Sensible framework for free word order languages
Identifies syntactic relations directly.
Dependency pairs/chains can make good features in classifiers, information-extractors, etc.
Parsers can be very fast!
The assumption of asymmetric binary relations isn’t always right…
3 possible actions:
Remember, dependency relations point from head to dependent.
Both LeftArc and RightArc leave the head at the top of the stack!
From a fully connected directed graph of all possible edges, choose the best ones that form a tree.
Can be formulated as constraint-satisfaction problem with integer linear programming
One grand goal of artificial intelligence is to understand what people mean when they talk.
But how do we know if we succeeded?
Meaning and understanding can lead to deep “philosophical” questions.
NLP usually takes a more pragmatic view: can the computer behave as though it understands (in order to do what we want)
What issues will we face in building such systems?
We would like to build
Basically, a smarter Google
This is typically called Question Answering
To build our QA system, we will need to deal with issues in semantics, i.e. meaning
Lexical Semantics: the meanings of individual words
Sentential Semantics: how word meanings combine (after that in a sentence)
Some examples to highlight problems in lexical semantics:
plant (flora) vs plant (infrastructure)
vacation and holiday
animals and polar bears
remove vs eliminate
Poland and Central Europe
Some of these problems can be solved with a good ontology, e.g. WordNet.
WordNet is a hand-built resource containing 117k synsets: sets of synonymous words
Synsets are connected by relations such as
Words are typically semantically ambiguous.
Lumping vs Splitting
Another way to define senses is to look if occurrences of the word have different translations.
Eng. Interest German
Polysemous is a word having multiple senses.
For many applications, we would like to disambiguate senses
Task: given a sense ambiguous word, find the sense in a given context
WSD as classification
Given a word token in context, which sense (class) does it belong to?
We can train a supervised classifier, assuming sense-labelled training data
Lots of options available:
Issues with WSD
Not always clear how fine-grained the gold-standard should be
Difficult/expensive to annotate corpora with fine-grained senses

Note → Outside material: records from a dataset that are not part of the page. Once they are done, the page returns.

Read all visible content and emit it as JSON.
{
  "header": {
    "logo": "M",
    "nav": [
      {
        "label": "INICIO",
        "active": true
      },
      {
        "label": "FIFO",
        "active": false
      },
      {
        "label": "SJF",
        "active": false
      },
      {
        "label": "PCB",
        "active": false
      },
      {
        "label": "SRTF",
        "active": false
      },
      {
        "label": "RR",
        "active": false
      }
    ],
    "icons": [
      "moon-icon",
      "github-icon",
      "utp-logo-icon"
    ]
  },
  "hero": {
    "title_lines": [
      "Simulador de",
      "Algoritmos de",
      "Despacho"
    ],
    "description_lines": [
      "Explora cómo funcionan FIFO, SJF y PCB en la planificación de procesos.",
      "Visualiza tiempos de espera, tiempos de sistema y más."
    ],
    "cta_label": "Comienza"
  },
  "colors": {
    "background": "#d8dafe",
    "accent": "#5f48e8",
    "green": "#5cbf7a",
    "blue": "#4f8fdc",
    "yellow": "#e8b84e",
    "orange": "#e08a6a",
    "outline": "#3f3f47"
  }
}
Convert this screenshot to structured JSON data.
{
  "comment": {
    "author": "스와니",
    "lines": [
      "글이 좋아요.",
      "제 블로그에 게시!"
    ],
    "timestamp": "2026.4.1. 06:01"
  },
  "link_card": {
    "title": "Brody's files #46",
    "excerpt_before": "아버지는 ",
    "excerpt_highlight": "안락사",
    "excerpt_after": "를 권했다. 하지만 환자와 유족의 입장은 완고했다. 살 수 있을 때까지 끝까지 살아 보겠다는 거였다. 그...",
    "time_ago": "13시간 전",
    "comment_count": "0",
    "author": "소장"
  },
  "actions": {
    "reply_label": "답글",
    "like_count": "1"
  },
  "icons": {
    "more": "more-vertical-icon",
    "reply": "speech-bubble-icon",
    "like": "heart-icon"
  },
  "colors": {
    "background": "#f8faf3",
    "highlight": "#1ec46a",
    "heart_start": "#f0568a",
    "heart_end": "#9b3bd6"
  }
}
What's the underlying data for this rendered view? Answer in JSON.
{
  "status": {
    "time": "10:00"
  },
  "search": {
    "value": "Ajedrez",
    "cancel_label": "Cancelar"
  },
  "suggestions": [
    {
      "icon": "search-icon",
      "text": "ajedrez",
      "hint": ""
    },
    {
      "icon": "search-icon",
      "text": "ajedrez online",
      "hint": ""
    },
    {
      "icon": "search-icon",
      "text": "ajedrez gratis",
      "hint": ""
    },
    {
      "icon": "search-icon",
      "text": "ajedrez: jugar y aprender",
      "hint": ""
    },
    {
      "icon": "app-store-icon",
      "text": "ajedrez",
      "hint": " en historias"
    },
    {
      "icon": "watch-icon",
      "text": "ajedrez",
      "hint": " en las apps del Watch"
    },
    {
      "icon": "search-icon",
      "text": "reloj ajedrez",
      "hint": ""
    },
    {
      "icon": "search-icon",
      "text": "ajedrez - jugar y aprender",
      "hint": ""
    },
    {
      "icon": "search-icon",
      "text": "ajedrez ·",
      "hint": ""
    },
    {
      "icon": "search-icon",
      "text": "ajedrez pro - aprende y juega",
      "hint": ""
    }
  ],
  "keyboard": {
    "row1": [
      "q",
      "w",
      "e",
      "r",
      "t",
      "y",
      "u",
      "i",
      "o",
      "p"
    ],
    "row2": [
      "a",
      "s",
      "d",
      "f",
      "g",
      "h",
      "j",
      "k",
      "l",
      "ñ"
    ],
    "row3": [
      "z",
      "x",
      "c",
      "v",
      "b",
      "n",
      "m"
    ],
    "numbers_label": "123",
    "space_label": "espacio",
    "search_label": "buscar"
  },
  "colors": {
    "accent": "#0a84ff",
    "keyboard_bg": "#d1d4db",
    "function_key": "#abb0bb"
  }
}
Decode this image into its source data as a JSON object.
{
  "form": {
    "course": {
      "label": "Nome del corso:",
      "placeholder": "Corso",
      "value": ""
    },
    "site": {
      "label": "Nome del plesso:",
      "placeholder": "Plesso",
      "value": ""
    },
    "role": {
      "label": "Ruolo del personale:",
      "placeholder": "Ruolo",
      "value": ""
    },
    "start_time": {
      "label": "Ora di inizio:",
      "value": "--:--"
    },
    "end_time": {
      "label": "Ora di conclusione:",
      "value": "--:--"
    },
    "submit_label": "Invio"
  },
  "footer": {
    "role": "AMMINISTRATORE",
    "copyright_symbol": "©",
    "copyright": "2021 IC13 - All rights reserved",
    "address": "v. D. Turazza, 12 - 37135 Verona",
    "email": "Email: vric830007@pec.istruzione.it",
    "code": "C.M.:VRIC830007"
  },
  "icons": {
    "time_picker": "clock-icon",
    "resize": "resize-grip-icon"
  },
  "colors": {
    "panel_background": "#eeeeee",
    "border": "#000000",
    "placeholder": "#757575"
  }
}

Classifiers must be trained separately for each word
Recognising and classifying proper names in text is important for many applications. A kind of information extraction.
Different inventories of classes:
NER systems typically use some form of feature-based sequence tagging, with features like capitalisation being important.
Lists of known names called gazetteers are also important.
How to know if words have similar meanings?
Can we just use a thesaurus?
Let’s try to compute similarity automatically.
Meaning from Context(s)
Perhaps we can infer meaning just by looking at the contexts a word occurs in!
Perhaps meaning is the contexts a word occurs in (Wittgenstein!)
Either way, similar contexts imply similar meanings
Represent each word as a vector of its contexts
Each dimension is a context word; = 1 if it co-occurs with , otherwise 0.
What defines “context”?
How to weight the context words (boolean? counts? other?)
How to measure similarity between vectors?
There are two kinds of co-occurrence between two words:
First-Order Co-Occurrence (syntagmatic association)
Second-Order Co-Occurrence (paradigmatic association)
Usually ignore stopwords (function words and other very frequent/uninformative words)
Usually use a large window around the target word (e.g. 100 words, maybe even whole document)
But smaller windows allow for relations other than co-occurrence
All of these for semantic similarity
Binary indicators are not very informative.
Presumably more frequent co-occurrences matter more.
Is frequency good enough?
Frequent (overall) words are expected to have high counts in the context vector.
We want to know which words occur unusually often in the context of : more than we’d expect by chance?
Put another way, what collocations include ?
PMI tells us how much more/less likely the cooccurrence is than if the words were independent.
There a lot!